Health update #1

I just wanted to offer a brief update to the community re: my health. (For context, read: “A New Diagnosis to Add to the List”). In December/January, I had three surgeries: a craniocervical fusion and two surgeries in my lumbar spine to remove a hematoma that was compressing my spinal cord (a complication from a prior blood patch) as well as a tethered cord release, a condition I was probably born with.

The surgeries were a success: the craniocervical fusion corrected my central apnea as well as neurological symptoms including the numbness and weakness I was having on the right side of my face and arm. The hematoma removal + tethered cord release corrected the bilateral numbness, weakness and pain I was having in my legs. I can stand up straight, no longer have to sleep in a fetal position, and for the first time since July, don’t have to worry I will suddenly stop breathing.

Yep, those are my stitches. Sorry if they are a little squeam-inducing but trust me, it’s much better than seeing what it looks like open. :D

While the surgeries have contributed to my well-being and were all absolutely necessary in my case, it’s unclear what effect they have had on my systemic symptoms. I still have MCAS. I still have POTS (although lately, it seems to come and go). Right now, I am largely bedridden — to be clear, a familiar state of affairs for me these seven years— but I am able to do more out of bed with each passing day. Whether or not I still have PEM is hard to say as I am not well enough to crash myself. Or at least, my energy envelope is beyond the scope of what I am mentally and physically able to do given the weakness, pain and deconditioning from my surgery. The side effects from medication have been, to put it mildly, rough. I am still not back to my 2017 baseline, when I was well enough to travel and promote Unrest. In short, I have no miracle to announce and do not know what effect, if any, these surgeries have had on my systemic symptoms. But these are early days. While it is up and down, I’ve been improving every week.

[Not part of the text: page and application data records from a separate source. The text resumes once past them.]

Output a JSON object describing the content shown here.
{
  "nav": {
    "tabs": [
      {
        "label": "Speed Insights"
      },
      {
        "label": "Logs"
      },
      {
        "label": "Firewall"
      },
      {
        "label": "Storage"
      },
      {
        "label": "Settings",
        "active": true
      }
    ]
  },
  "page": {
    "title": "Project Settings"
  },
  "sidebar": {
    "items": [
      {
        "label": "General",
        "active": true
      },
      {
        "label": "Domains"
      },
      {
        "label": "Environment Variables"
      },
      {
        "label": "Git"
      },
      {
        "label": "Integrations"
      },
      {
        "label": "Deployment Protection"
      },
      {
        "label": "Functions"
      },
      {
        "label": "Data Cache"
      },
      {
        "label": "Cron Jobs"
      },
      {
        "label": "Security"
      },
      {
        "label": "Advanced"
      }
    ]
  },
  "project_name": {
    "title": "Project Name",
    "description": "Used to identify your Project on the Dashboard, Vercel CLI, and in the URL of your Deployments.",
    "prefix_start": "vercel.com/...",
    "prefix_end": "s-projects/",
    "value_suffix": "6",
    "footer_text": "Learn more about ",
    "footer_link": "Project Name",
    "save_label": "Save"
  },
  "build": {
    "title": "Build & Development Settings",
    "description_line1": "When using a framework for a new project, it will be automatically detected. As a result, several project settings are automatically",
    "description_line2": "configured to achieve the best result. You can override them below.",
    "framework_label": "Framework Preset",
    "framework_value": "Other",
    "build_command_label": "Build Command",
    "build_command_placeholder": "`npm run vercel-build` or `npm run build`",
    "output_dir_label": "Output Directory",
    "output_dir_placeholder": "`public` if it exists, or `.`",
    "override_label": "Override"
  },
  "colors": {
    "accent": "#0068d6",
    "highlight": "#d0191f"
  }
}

Before doing a surgery like this, my surgeon is very careful to make sure his patients understand that surgery is not a panacea. That it will not in many cases correct the systemic conditions like MCAS or POTS, let alone, PEM, although surgery has improved or resulted in remission of these symptoms in some cases. He considers surgery a last resort, an option for patients with more severe presentations of craniocervical instability when conservative interventions have failed. While it is true that some patients do experience remission or improvement of systemic symptoms, we simply don’t have the data to quantify or describe what the impact of these surgeries are on people with ME who don’t meet the traditional EDS criteria.

All the EDS surgeons say that 50% of the outcome really depends on the patient. What they mean is that the investment patients make in physical therapy and rehabilitation the 12 months after is really important for maximizing the benefit of the surgeries. Unfortunately, we don’t know a lot about what an ideal physical therapy plan looks like for someone with ME.

For my part, I am extraordinarily grateful for the neurological improvements the surgeries have brought and the chance they’ve given me to live a higher quality of life. It will take 12 months of healing and physical therapy to really find out what my long-term prospects look like. I think only then will I be able to judge the outcome. For now, I am in bed most of the time resting, letting Mother Nature do her work and trying to engage in as much gentle movement as possible, in bed and out, within the scope of my limits. Monday, I went out to dinner for the first time since my birthday in September! Wednesday I had out of control brain inflammation and didn’t get out of bed all day. It’s a process…

I think I will emerge from this stronger in the long run. I encourage everyone who thinks a CCI diagnosis might apply to them to get that diagnosis so you can at a minimum better protect and care for yourself and explore conservative treatment options. If you are a surgical candidate, I highly encourage you to go slow, research all the options, seek second opinions, talk to other patients, understand the risks, and to think not just about the surgery but about pain management, your personal reaction to anesthesia and medications, and your post-surgical care plan, which may require additional care-taking at home as well as a plan for physical therapy.

Thank you everyone for your kind thoughts and well-wishes.